> [WHAT IS NEEDED] Pick the lines holding the string "Presentation" out of the records and copy them.

◇ ◇ ◇ ◇ ◇

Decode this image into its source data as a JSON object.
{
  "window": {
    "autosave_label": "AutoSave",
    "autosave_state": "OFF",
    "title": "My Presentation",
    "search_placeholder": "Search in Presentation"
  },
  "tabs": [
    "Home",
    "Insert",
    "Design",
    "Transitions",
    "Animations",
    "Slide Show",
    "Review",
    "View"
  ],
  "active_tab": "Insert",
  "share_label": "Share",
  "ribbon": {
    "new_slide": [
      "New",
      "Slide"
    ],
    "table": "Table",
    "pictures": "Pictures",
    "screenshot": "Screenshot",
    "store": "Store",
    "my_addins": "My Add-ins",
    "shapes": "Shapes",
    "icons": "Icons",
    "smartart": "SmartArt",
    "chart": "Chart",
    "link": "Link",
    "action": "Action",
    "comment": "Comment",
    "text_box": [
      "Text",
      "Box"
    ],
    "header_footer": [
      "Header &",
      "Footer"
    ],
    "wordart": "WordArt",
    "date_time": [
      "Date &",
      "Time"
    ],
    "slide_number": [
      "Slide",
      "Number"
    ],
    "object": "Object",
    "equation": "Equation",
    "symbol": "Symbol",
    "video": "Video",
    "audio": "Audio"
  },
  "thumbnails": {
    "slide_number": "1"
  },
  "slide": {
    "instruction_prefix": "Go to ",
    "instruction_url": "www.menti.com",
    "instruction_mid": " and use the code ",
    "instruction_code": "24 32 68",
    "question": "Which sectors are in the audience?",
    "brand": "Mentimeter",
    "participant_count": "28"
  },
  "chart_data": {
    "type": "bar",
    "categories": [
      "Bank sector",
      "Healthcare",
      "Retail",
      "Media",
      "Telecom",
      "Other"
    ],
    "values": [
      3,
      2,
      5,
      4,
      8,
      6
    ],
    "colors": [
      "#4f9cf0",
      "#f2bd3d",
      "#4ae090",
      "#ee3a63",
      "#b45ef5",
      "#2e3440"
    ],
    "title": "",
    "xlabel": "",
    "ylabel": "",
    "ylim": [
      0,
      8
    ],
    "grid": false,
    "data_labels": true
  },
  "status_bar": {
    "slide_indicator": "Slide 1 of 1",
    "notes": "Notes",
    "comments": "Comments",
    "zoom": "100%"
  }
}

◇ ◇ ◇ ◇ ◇

> [COMPLETED EXERCISE]
    "title": "My Presentation",
    "search_placeholder": "Search in Presentation"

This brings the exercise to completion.